__TASK BRIEF__
When the word "setting" shows up in a line of the records below, copy that line.

___ PROVIDED DATA ___

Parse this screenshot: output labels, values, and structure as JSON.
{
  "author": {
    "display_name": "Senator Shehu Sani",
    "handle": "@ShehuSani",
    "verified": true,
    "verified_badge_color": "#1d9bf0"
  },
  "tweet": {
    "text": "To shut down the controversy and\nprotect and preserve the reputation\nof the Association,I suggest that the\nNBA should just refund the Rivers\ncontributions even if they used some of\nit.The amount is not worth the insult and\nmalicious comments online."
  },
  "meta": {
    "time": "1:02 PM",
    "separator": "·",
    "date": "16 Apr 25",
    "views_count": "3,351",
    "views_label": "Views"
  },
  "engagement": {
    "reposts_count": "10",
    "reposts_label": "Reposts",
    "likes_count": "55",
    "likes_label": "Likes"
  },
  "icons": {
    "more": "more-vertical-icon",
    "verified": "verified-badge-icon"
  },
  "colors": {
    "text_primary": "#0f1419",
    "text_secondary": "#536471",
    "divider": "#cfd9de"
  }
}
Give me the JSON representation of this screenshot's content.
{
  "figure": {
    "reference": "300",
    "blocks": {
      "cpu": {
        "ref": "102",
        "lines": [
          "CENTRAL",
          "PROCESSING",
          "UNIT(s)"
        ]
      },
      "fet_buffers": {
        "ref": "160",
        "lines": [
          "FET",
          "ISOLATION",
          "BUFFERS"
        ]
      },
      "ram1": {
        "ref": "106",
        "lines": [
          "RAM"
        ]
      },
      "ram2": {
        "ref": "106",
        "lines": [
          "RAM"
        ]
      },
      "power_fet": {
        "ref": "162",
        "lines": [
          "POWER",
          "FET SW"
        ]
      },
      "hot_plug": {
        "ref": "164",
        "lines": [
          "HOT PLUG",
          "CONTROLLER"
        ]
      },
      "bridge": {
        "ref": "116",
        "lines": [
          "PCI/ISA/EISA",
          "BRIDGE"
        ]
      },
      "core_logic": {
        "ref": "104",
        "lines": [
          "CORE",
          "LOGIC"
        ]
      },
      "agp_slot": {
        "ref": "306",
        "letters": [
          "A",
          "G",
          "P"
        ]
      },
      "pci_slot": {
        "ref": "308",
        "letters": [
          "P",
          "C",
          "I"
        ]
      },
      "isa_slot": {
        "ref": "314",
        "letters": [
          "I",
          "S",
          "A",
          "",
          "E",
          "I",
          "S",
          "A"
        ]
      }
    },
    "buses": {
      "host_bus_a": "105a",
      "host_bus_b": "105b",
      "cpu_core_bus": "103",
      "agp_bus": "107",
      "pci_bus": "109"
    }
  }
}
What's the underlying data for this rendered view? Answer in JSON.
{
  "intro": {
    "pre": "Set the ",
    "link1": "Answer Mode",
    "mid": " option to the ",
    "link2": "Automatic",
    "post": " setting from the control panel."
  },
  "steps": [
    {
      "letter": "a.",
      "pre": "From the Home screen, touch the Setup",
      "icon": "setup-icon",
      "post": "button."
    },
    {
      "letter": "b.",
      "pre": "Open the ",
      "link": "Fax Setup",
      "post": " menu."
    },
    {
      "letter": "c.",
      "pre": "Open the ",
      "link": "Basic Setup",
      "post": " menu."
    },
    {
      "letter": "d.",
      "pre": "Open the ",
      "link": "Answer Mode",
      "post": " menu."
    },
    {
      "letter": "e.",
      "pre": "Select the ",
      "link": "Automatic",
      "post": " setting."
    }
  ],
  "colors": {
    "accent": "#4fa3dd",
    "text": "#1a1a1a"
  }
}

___

__FINISHED TASK__
    "post": " setting from the control panel."
      "post": " setting."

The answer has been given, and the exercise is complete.